Brenda Sauter
Brenda SauterCredit: Porter McLeod

Mercer and Million did stumble once or twice—the former mangled a string of notes from a solo in “Let’s Go” that he’s been playing for more than three decades, while the latter got snagged on the manic rhythms of “The Final Word”—but the band were otherwise the usual model of consistency. I didn’t spend much time scanning the audience, but I will admit that many of us were gray-haired enough to compete with Million and Sauter on that front. Maybe the Feelies’ lack of stage flash makes it difficult for them to connect with younger listeners, but it’s hard to wish they’d change when what they do still works so beautifully.

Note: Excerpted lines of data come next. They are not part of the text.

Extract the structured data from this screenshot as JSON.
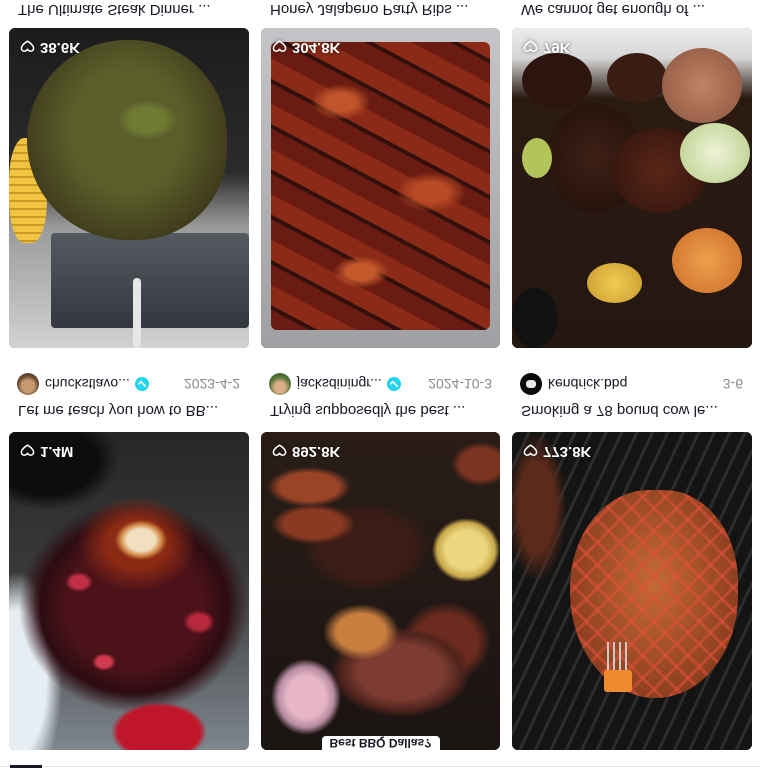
{
  "colors": {
    "verified": "#20d5ec",
    "text": "#161823",
    "muted": "#8a8b91"
  },
  "icons": {
    "views": "heart-outline-icon",
    "verified": "verified-check-icon"
  },
  "rows": [
    {
      "items": [
        {
          "views": "1.4M",
          "caption": "Let me teach you how to BB...",
          "user": "chuckstlavo...",
          "verified": true,
          "date": "2023-4-2"
        },
        {
          "views": "892.8K",
          "label": "Best BBQ Dallas?",
          "caption": "Trying supposedly the best ...",
          "user": "jacksdiningr...",
          "verified": true,
          "date": "2024-10-3"
        },
        {
          "views": "773.8K",
          "caption": "Smoking a 78 pound cow le...",
          "user": "kendrick.bbq",
          "verified": false,
          "date": "3-6"
        }
      ]
    },
    {
      "items": [
        {
          "views": "38.6K",
          "caption": "The Ultimate Steak Dinner ..."
        },
        {
          "views": "304.8K",
          "caption": "Honey Jalapeno Party Ribs ..."
        },
        {
          "views": "79K",
          "caption": "We cannot get enough of ..."
        }
      ]
    }
  ]
}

In some respects the Feelies parallel electronic club music with the way each song and set sketches out a journey—albeit the same journey at nearly every show, an elemental trip we’ve all experienced many times. But the grain of their sound and their intensely human drive have always been impossible for machines, or for any other band, to replicate.

Bill Million
Bill MillionCredit: Porter McLeod

Mercer attracts the attention of one of Pitchfork's crane-mounted cameras.
Mercer attracts the attention of one of Pitchfork’s crane-mounted cameras.Credit: Porter McLeod